+++ Records shown
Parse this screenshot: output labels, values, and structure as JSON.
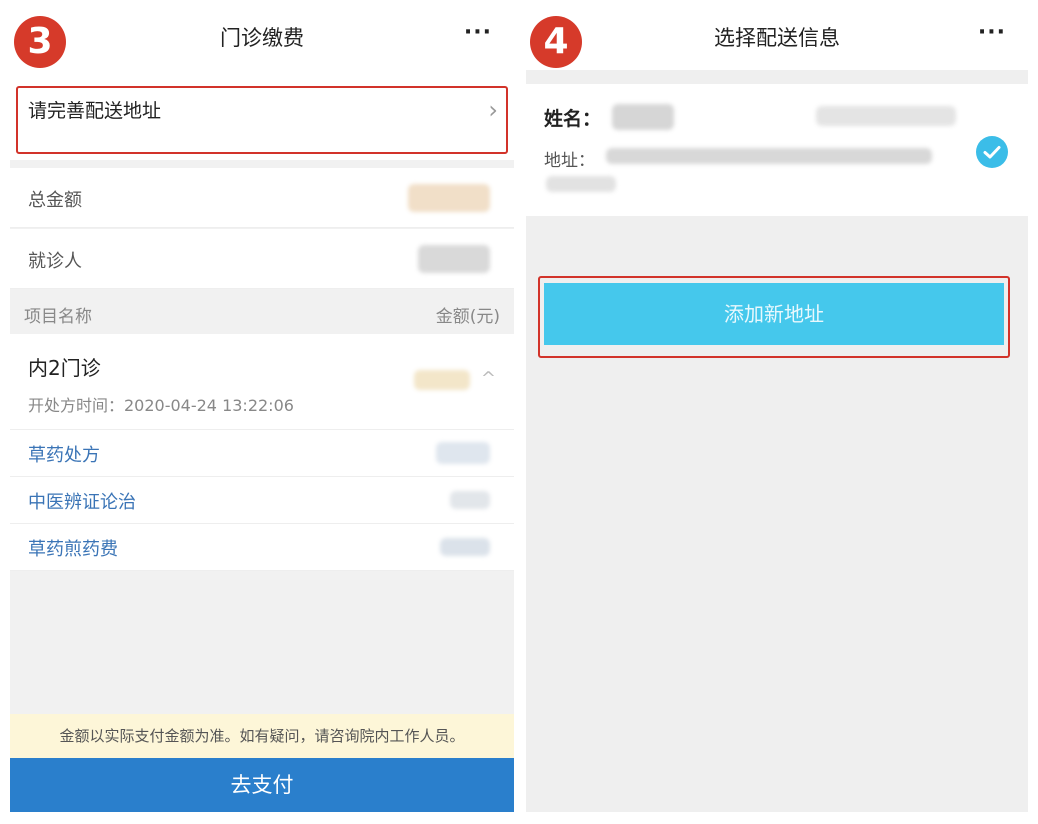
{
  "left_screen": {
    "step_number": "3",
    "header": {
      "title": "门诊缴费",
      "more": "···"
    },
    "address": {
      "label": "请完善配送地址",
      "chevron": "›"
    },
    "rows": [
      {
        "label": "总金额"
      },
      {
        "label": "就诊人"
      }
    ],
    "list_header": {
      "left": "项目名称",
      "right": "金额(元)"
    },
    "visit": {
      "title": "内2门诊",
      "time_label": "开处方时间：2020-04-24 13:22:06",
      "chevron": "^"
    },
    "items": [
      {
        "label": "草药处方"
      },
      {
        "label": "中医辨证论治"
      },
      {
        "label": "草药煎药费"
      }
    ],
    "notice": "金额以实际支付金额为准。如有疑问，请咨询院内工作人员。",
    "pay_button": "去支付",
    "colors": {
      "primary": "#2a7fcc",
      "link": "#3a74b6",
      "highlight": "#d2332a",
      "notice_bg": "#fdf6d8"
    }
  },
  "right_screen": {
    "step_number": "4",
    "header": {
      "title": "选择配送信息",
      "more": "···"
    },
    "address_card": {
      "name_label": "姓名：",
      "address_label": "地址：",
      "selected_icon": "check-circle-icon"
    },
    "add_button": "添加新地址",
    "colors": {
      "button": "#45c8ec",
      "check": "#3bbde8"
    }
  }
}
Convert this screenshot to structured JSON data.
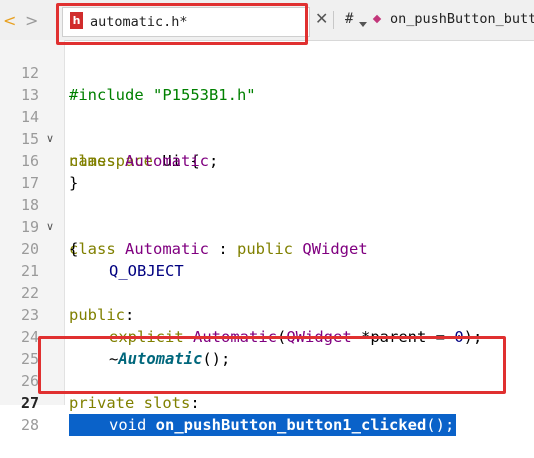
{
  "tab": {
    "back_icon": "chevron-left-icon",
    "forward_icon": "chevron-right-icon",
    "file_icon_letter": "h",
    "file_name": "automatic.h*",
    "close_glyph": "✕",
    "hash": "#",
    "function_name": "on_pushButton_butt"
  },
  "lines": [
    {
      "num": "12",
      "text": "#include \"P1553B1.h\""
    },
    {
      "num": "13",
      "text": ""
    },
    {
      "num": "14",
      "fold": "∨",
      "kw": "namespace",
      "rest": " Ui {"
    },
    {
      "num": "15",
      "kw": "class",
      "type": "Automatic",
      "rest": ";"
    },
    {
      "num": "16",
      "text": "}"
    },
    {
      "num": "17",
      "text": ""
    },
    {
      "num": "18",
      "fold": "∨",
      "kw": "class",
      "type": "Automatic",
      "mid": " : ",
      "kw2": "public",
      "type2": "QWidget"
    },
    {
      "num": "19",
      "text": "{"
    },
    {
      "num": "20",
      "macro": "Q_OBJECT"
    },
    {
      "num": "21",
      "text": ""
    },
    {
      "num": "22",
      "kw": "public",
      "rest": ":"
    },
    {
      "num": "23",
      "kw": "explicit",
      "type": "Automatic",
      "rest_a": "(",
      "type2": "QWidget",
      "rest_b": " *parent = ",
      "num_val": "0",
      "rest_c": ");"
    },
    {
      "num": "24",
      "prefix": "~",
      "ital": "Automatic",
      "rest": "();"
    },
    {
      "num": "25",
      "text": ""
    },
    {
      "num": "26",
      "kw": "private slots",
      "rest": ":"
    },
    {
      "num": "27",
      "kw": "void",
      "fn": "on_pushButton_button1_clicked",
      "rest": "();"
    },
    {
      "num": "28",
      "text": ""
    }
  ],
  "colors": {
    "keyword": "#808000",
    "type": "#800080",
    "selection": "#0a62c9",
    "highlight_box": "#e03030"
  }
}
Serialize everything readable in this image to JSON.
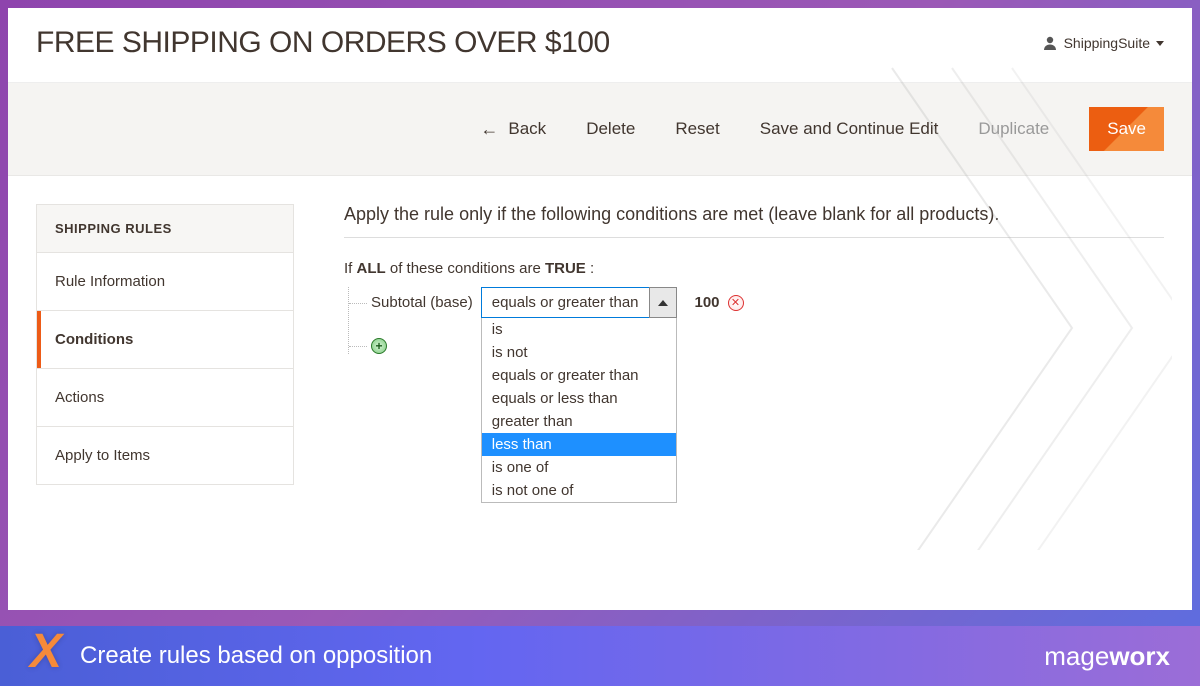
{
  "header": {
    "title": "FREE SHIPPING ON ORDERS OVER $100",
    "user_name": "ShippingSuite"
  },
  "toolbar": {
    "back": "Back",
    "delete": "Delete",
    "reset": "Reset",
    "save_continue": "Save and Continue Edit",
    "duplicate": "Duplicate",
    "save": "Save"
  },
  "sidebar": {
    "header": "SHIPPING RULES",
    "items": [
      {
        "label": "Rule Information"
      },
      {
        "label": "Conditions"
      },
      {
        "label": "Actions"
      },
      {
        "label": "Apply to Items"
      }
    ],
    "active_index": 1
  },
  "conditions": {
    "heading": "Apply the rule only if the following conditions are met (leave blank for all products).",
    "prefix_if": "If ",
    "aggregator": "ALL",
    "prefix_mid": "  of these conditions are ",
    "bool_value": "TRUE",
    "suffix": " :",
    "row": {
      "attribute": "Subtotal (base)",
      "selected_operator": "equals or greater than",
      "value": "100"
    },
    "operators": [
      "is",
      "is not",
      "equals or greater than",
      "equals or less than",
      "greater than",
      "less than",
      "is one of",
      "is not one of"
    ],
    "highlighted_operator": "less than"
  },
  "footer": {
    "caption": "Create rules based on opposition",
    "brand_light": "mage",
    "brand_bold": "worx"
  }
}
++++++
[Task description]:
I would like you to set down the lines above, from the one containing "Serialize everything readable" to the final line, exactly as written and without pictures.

[Response to the exercise]:
Serialize everything readable in this image to JSON.
{
  "header": {
    "title": "FREE SHIPPING ON ORDERS OVER $100",
    "user_name": "ShippingSuite"
  },
  "toolbar": {
    "back": "Back",
    "delete": "Delete",
    "reset": "Reset",
    "save_continue": "Save and Continue Edit",
    "duplicate": "Duplicate",
    "save": "Save"
  },
  "sidebar": {
    "header": "SHIPPING RULES",
    "items": [
      {
        "label": "Rule Information"
      },
      {
        "label": "Conditions"
      },
      {
        "label": "Actions"
      },
      {
        "label": "Apply to Items"
      }
    ],
    "active_index": 1
  },
  "conditions": {
    "heading": "Apply the rule only if the following conditions are met (leave blank for all products).",
    "prefix_if": "If ",
    "aggregator": "ALL",
    "prefix_mid": "  of these conditions are ",
    "bool_value": "TRUE",
    "suffix": " :",
    "row": {
      "attribute": "Subtotal (base)",
      "selected_operator": "equals or greater than",
      "value": "100"
    },
    "operators": [
      "is",
      "is not",
      "equals or greater than",
      "equals or less than",
      "greater than",
      "less than",
      "is one of",
      "is not one of"
    ],
    "highlighted_operator": "less than"
  },
  "footer": {
    "caption": "Create rules based on opposition",
    "brand_light": "mage",
    "brand_bold": "worx"
  }
}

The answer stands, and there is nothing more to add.